(The Disneycember logo is shown, before showing clips from Halloweentown II: Kalabar's Revenge)
Doug (vo): It's time for more cheesy spookiness with Halloweentown II, a far better follow-up from the last lame movie, with much better acting, much better effects, much better visuals. Does that make it good? Well...let's not say anything we can't take back.
Doug (vo): The Cromwells are finally throwing a Halloween party and even invite over their grandma. This is being done because the mother has no intention of the kids ever going back to spooky old Halloweentown. But that, of course, changes when an evil boy comes into the mix, steals the grandma's magical book, and uses it to literally suck all the color out of Halloweentown. Yep, all the crazy ghouls and weird goblins are now being replaced with normal people, bland attitudes, and a black and white landscape. To make things worse, the boy, which we now find out is the son of the villain from the last film, takes their grandma once again out of commission, meaning it's up to the kids to figure out how to set everything right.
Doug (vo): So, for the most part, everything is a big upgrade. First of all, look at these effects. Okay, they're not phenomenal, but they're pretty damn good for that time period. The black and white filters are almost as good as Pleasantville, and they don't just turn everything black and white, there's still hints of color around, so it's not visually uninteresting to look at. And the color that is in there really pops a lot more. The acting is also a lot better. Unlike the last film, where you're constantly trying to not snicker at how awkward the performances are, here, I don't know if they got a new director or just more time has passed for them to get used to their roles, but everybody seems much more on track. Okay, they're not phenomenal performances, but they're not in any way distracting.
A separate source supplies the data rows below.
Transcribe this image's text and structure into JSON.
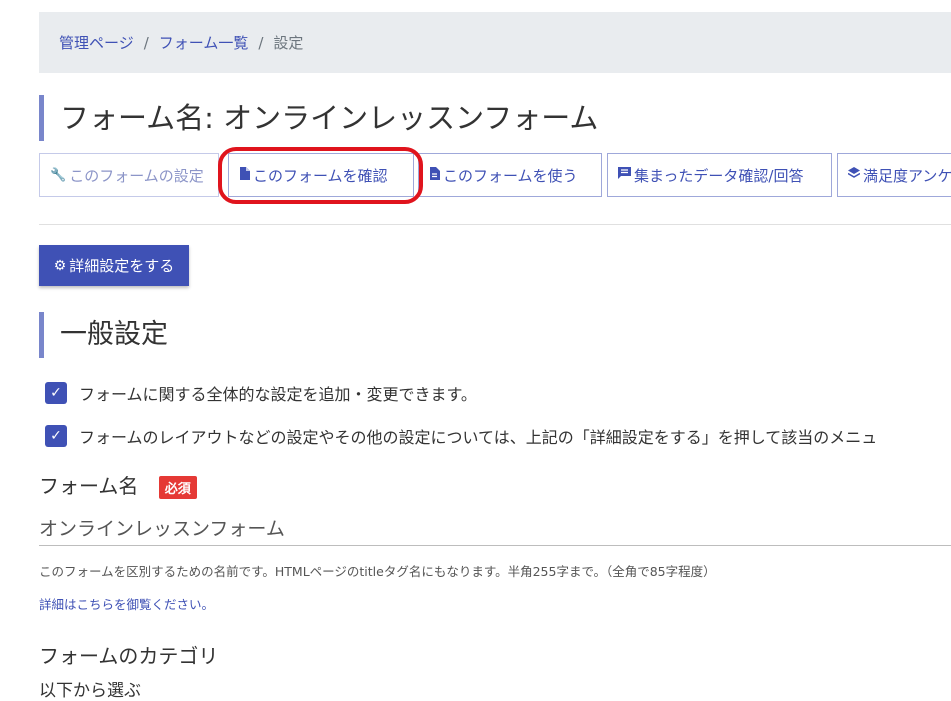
{
  "breadcrumb": {
    "items": [
      "管理ページ",
      "フォーム一覧"
    ],
    "separator": "/",
    "current": "設定"
  },
  "page_title": "フォーム名: オンラインレッスンフォーム",
  "tabs": [
    {
      "label": "このフォームの設定",
      "icon": "wrench-icon"
    },
    {
      "label": "このフォームを確認",
      "icon": "document-icon"
    },
    {
      "label": "このフォームを使う",
      "icon": "document-text-icon"
    },
    {
      "label": "集まったデータ確認/回答",
      "icon": "message-icon"
    },
    {
      "label": "満足度アンケ",
      "icon": "layers-icon"
    }
  ],
  "detail_button": {
    "label": "詳細設定をする",
    "icon": "gear-icon"
  },
  "section_title": "一般設定",
  "checks": [
    "フォームに関する全体的な設定を追加・変更できます。",
    "フォームのレイアウトなどの設定やその他の設定については、上記の「詳細設定をする」を押して該当のメニュ"
  ],
  "form_name": {
    "label": "フォーム名",
    "required": "必須",
    "value": "オンラインレッスンフォーム",
    "help": "このフォームを区別するための名前です。HTMLページのtitleタグ名にもなります。半角255字まで。（全角で85字程度）",
    "link": "詳細はこちらを御覧ください。"
  },
  "category": {
    "label": "フォームのカテゴリ",
    "select_label": "以下から選ぶ"
  },
  "colors": {
    "accent": "#3f51b5",
    "highlight": "#e0141d",
    "required": "#e53935"
  }
}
(Footage showing scenes of the characters working together to solve a problem and a scene showing them at a mysterious room is shown)
Doug (vo): The story allows for a lot of fun ideas, too, like did you know to undo a spell, you literally just say the spell backwards? That's kind of smart. And it also leads to some good problem-solving, as they said a word that apparently reversed the spell, so they know that if they say it backwards, that'll be what the spell is. So they have to retrace their steps, remember what they said, say the words backwards. It's actually kind of neat. There's also a place where all your missing items go. You ever miss the remote or your earring or something like that? This place in Halloweentown has it. But the owner got infected by the spell, too, so he has everything clean, and now they can find everything, which is against the idea. It has to be lost in order to be found, and...yeah. It's-it's kind of creative. The worlds themselves look a lot better. There's much more of a visual art design, and it's more colorful and interesting. But the major downside is, they don't go to that many places. A lot of the movie is them just staying in one spot, talking to each other, trying to figure out what to do. And because the spell is de-monsterizing everybody, you don't really get to see that many monsters either. That is, until the end.
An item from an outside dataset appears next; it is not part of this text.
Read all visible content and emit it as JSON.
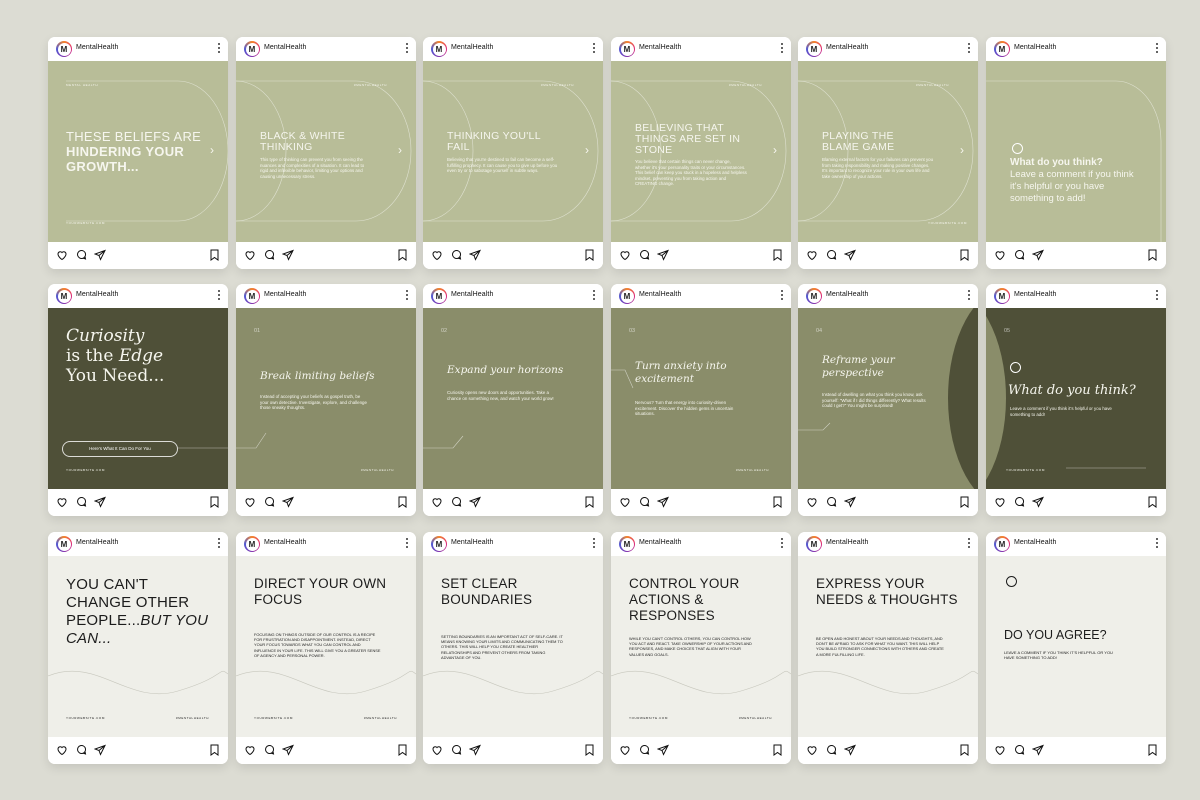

(Scenes of the climax are shown)
Doug (vo): They have this really cool idea where the bad guy casts this spell, and whatever masks they're wearing at the Halloween party, they become that creature. The monsters become monsters, the vampires become vampires. It's really neat. But the problem is, this happens in the climax. Why didn't this happen in the middle of the film? A lot of these makeups are very creative and goofy and fun again. Why weren't we allowed to see them more? As cheesy as the makeup was in the first film, they were at least creative and allowed us to see a lot of them. Here, it's all kind of kept until the last couple minutes. And they're cool, but for a movie called "Halloweentown", I expect to see a little bit more Halloween imagery.
Final thought Edit
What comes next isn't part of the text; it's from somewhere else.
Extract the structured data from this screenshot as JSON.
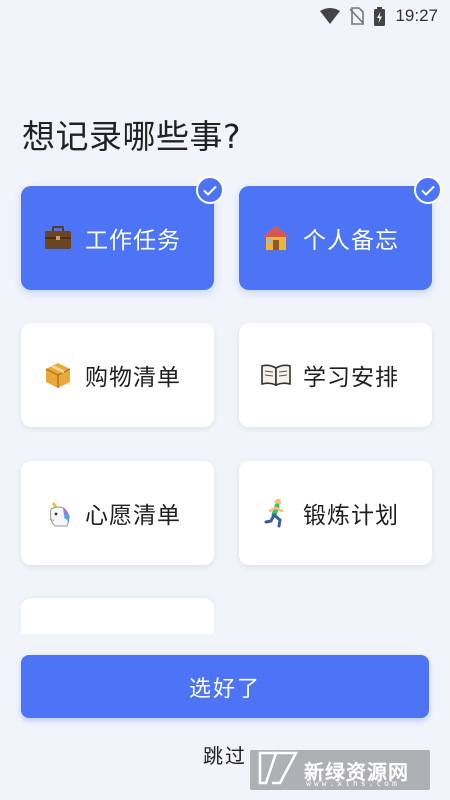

Doug (vo): So I guess that is the one thing the first film has over this one, is that it does have a little bit more variety and locations and weird makeup designs and so forth. But for everything else, this movie does things a lot better. The ideas are more interesting, the acting is more interesting, the visuals are more interesting. I feel like they got a bigger budget to work on this, but they still had a lot of time restraints, so they had to move things around, and maybe they only had certain locations for a certain amount of time, and...I don't know. Maybe not, but that's what it feels like watching it. Though they're given a lot more, you're still always made aware of the limitations. But for the most part, I think they did the limitations okay, at least better than the last one. Would I watch it again? No. Is there anything really in it for adults? Not much. But as kids' TV movies go, I think it's got enough to be imaginative. Not a glowing review, but a positive one. If you got a kid that's interested, just like Halloween candy, it's perfect junk food.
(A scene showing the citizens of Halloweentown having a huge party is shown)